Normandy Veterans Ken Hay and Stan Ford saw the British Normandy Memorial for the first time on 6 June 2022, the 78th anniversary of D-Day, as part of a visit organised by the Spirit of Normandy Trust. They were 18 and 19 respectively in summer 1944, and they shared with us their recollections of the part they played in the Battle of Normandy as well as their reaction to the Memorial and seeing the names of their fallen comrades.
With thanks to Richard Palusinski of the Spirit of Normandy Trust.
KEN HAY MBE, Leg d’Hon.
Ken landed at Courseulles-sur-Mer on D Day +5 and his unit made its way towards Hill 112. On the night of 7-8 July, Ken’s unit was on a night patrol when they were cut off and came under attack. 9 of his comrades were killed, 16 escaped (including Ken’s brother) and 5 were captured including Ken. Ken then spent 6 days and nights in a train with the most basic of facilities travelling from Chartres to Aachen and a further 5 days and nights from Aachen to Zabrze in Poland (near Katowice) and put to work in a coal mine. With the Russians approaching, the prisoners were marched out, having been told that they were marching to a new location. This became known as the long march (approximately 1,000 miles), during which many of the prisoners died. They continued marching until 20 April when they heard the sound of guns and the prisoners refused to march any further. They were liberated by American troops and Ken returned to the UK via Rheims, arriving in the UK on 4 May, just in time for VE Day on 8 May.
For D-Day 78, Ken wrote a poem reflecting on his experiences in Normandy, entitled ‘As I Look Back‘.
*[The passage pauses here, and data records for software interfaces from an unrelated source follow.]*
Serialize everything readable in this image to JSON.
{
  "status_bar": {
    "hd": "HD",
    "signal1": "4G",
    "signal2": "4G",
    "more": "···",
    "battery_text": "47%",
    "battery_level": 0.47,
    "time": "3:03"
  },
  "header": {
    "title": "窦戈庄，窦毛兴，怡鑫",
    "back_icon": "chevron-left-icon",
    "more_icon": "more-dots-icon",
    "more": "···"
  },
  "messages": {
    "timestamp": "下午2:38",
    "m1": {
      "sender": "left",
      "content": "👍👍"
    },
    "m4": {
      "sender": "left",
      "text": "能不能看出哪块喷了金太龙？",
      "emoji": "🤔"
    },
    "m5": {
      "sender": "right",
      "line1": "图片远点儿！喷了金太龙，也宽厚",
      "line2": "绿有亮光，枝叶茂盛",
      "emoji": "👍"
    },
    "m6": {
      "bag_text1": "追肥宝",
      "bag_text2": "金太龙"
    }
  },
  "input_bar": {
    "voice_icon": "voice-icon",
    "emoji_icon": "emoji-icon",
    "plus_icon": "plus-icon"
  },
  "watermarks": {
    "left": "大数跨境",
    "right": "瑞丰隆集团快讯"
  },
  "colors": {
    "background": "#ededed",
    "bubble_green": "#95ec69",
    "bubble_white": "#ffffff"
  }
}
CYRIL (STAN) FORD Leg d’Hon.
Stan served on HMS Fratton, an escort ship that accompanied ships taking men and supplies across the Channel on D Day and afterwards.
HMS Fratton was sunk, believed to be by a midget submarine, off the Normandy coast on 18 August 1944. 38 of the ship’s crew were picked up, however 31 lost their lives. The explosion was so severe that the gun platform that Stan was operating was blown off the ship and into the water, with Stan still on it. Stan was pulled from the sea and taken to a field hospital on Gold Beach. The injuries he sustained have meant that he has had to walk with leg callipers for the rest of his life.